Monthly Archives: June 2021
Most of the time my blog post are more oriented toward players (and their parents) who, shall we say, don’t have the greatest athletic gifts. Not to mention coaches who are trying to make their teams competitive through sheer hard work.
Today, though, I am going to turn that concept on its head. This one is for those players who won the genetic lottery.
You know the ones. They are naturally bigger, stronger, faster, with better eyesight, better hand-to-eye coordination, more fast twitch muscles and other attributes that most of us wish we (or our kids/players) had.
They are always a big fish, no matter what size pond they’re in.
Here’s my message to those players and their families: that genetic lottery has more than one winner. In fact, while the total number may be small compared to all the players who play the game, it’s still much larger than the number of spots on coveted teams.
Which means if you want one of those spots you need to keep working hard. Probably even harder than players with lesser natural ability because all your real competition is at least as able as you. Maybe even more gifted.
I know that may be hard to believe, especially if you don’t get to see a lot of ultra-talented players wherever you play. But believe me, they’re out there.
When you have more natural ability than everyone else it’s easy to fall into the trap of relying on it. After all, if your overhand throw is 60 mph and all your teammates’ (and opponents) are closer to 50 mph it’s easy to think you take it easy in practice or just rely on your ability in a game.

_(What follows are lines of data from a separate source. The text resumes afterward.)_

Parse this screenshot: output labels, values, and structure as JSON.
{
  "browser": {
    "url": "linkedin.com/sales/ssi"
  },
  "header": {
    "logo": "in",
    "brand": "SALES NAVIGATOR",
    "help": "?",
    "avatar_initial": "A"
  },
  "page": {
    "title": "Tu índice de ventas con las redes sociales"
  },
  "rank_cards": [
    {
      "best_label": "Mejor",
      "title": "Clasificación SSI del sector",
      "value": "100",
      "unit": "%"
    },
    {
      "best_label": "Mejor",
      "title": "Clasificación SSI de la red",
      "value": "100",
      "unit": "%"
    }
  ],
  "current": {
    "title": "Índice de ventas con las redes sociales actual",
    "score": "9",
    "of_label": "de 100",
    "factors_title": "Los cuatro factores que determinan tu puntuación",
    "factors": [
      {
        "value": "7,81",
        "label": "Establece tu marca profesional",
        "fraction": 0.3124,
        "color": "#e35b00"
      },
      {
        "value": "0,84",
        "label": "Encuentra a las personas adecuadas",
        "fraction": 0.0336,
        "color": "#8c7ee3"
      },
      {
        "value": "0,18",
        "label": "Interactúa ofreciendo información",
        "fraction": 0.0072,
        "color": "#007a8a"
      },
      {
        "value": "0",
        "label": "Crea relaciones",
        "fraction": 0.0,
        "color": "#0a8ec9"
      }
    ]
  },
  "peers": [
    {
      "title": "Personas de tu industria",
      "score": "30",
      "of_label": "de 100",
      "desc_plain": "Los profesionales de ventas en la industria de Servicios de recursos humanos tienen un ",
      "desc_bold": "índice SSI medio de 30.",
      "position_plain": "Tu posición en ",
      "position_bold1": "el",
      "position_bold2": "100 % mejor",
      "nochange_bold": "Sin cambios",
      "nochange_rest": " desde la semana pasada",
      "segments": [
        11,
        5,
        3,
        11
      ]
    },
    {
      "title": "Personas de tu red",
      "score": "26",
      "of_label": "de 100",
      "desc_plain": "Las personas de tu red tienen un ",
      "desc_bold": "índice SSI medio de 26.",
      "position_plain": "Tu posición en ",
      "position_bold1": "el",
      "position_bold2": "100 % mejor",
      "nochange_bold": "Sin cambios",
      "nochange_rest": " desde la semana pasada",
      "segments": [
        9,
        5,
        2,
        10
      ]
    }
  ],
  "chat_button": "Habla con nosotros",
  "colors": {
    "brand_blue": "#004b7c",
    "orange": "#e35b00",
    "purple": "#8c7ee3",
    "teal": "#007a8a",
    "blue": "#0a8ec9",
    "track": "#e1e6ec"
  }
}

But in the end, you’re not competing against the players around you for those coveted spots. You’re competing against a small universe of players you may not see but who are definitely out there.

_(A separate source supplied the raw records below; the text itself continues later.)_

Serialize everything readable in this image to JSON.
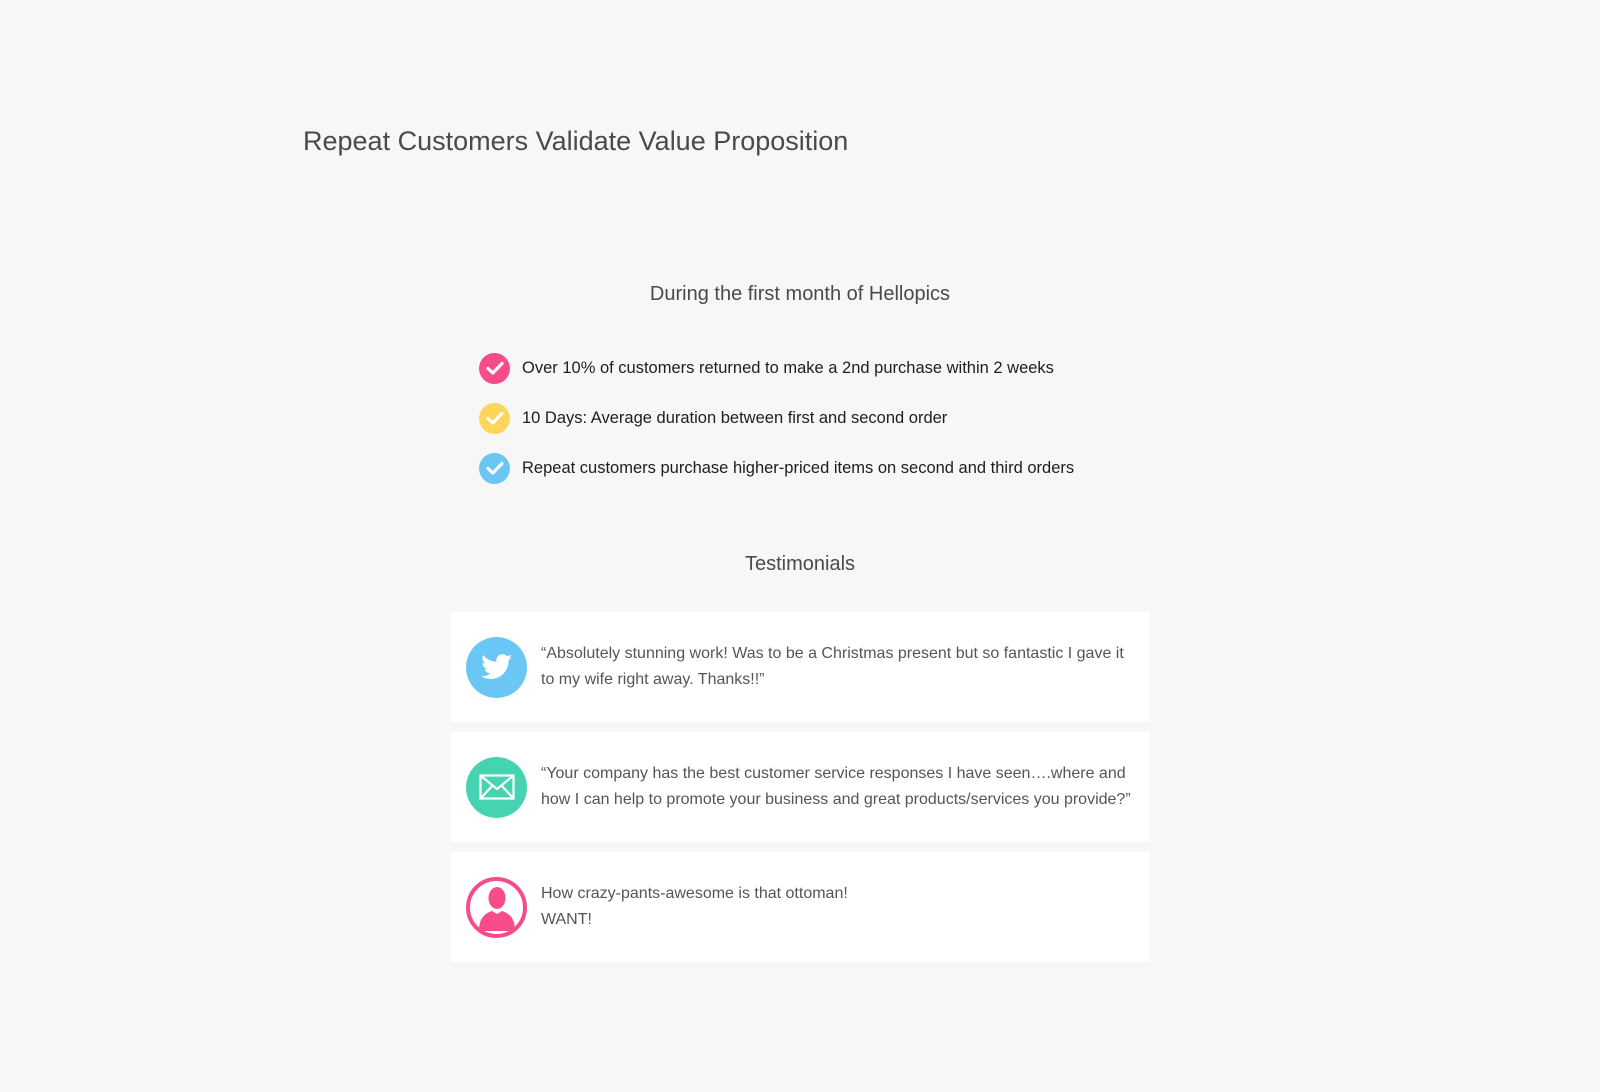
{
  "page": {
    "title": "Repeat Customers Validate Value Proposition"
  },
  "stats": {
    "heading": "During the first month of Hellopics",
    "items": [
      {
        "text": "Over 10% of customers returned to make a 2nd purchase within 2 weeks",
        "icon": "check-icon",
        "color": "#f74c8a"
      },
      {
        "text": "10 Days: Average duration between first and second order",
        "icon": "check-icon",
        "color": "#fdd55b"
      },
      {
        "text": "Repeat customers purchase higher-priced items on second and third orders",
        "icon": "check-icon",
        "color": "#6ac7f5"
      }
    ]
  },
  "testimonials": {
    "heading": "Testimonials",
    "items": [
      {
        "icon": "twitter-icon",
        "color": "#6ac7f5",
        "lines": [
          "“Absolutely stunning work! Was to be a Christmas present but so fantastic I gave it",
          "to my wife right away. Thanks!!”"
        ]
      },
      {
        "icon": "envelope-icon",
        "color": "#45d3b2",
        "lines": [
          "“Your company has the best customer service responses I have seen….where and",
          "how I can help to promote your business and great products/services you provide?”"
        ]
      },
      {
        "icon": "user-silhouette-icon",
        "color": "#f74c8a",
        "lines": [
          "How crazy-pants-awesome is that ottoman!",
          "WANT!"
        ]
      }
    ]
  }
}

Which means you need to make sure your skill level and understanding of the game, not to mention your mental game, is on a par with them.

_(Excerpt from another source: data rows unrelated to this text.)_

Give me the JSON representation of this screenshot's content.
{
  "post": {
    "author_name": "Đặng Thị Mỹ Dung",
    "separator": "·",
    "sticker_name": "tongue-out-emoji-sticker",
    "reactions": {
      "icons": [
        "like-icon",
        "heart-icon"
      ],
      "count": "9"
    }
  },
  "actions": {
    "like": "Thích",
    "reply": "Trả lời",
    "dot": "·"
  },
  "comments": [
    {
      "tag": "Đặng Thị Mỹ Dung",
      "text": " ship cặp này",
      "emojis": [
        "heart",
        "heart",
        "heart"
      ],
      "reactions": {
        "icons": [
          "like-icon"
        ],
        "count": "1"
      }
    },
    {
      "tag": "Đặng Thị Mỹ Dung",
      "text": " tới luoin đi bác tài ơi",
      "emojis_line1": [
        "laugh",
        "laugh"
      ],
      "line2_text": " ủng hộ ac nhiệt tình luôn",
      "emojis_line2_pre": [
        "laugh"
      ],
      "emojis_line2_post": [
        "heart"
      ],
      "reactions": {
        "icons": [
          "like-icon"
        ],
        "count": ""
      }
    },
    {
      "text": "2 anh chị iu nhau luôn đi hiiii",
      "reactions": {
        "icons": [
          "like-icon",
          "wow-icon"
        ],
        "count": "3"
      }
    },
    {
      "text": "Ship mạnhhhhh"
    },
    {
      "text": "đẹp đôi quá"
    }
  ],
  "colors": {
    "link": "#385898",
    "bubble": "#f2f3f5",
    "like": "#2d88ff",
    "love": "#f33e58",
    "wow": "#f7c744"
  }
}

My suggestion, if you want to find a local role model, is to look at the player on your team, in your league or conference, etc. who doesn’t seem to have a lot of natural ability but is succeeding anyway. That player got there by working harder than everyone else and not getting discouraged when she failed.
Instead, when she failed she used it as fuel and a learning experience to help her get better.
That girl has to have better technique at whatever she does because if she doesn’t she’ll never see the field. Coaches aren’t falling all over themselves to get her on their team or put her in their lineup, so she has to prove herself every time she steps across the chalk line.
Study her. Learn from her. Do what she does.
If she boots a ground ball, she probably asks for another one. Do the same.
If she’s struggling to hit she doesn’t go into a funk. She pulls the tee out and works on whatever she knows her issues are. And believe me she knows what they are because she pays close attention when a coach is working with her.
Basically, instead of acting like a “super talent,” instead become a grinder. Work to gain the best technique not because you have to today, but because one day you will need it. Gain that mentality and you’ll find the road to the top is significantly easier than it would have been otherwise.
Talent, athleticism, whatever you want to call it, is definitely a good thing. If you won the genetic lottery be sure to thank your parents early and often. Genetics can’t be taught.
Don’t let that ability sucker you into complacency, however. Approach the game like you were the last one to make the roster instead of the first one invited and we just might see you on ESPN one day.
Photo by Lay Low on Pexels.com
One of the things that probably holds more hitters back than anything is having a tentative approach at the plate. They stand nervously in the batter’s box, shifting from foot to foot, death grip on the bat as they await the next pitch.
Then it comes and they wait until they can wait no longer, then finally flail at the ball as it goes whizzing by them.
It isn’t that they don’t know how to hit, or that they haven’t practiced the physical act of hitting. The problem is that they don’t have the right mindset.
They may be worried that they will strike out, looking bad in the process. Or that they will pop up, or hit a weak ground ball, particularly if they have been doing that a lot lately.
They may also be looking at how many runners are on base and thinking about the possibility of stranding them. They may be thinking if they screw up the coach will yell at them or take them out of the game.
Whatever it is, they’re thinking about the possibility of negative outcomes and therefore not focusing on the task at hand – which is to see the ball and hit it.
What they should be doing instead is adopting the mindset of a predator. A predator doesn’t worry about what might happen if it doesn’t catch the prey. It simply goes for the prize.
In fact, as my friend and fellow coach Heather Cole once told me, the predator loves the hunt more than it loves the kill.
In softball terms, that means the hitter shouldn’t be so focused on the outcome. Great hitters are all about the process of the at-bat.
They are not trying to defend themselves or the plate against the pitch. They are there to attack the pitch.
They are on the hunt, and every pitch is an opportunity to drive the ball into a gap or over the fence. They don’t worry about whether it will happen or not. They place all their focus on making it happen.
The funny thing is when you approach every plate appearance like a predator you start walking to the plate with a bit of a swagger. When you have that swagger you have more confidence in your abilities, which lets you get even more aggressive.
Before you know it all those outcomes you were worried about start taking care of themselves.
In this world there are two options. You can either be the prey or the predator.
If you want to be a great hitter, start thinking (and acting) like a predator.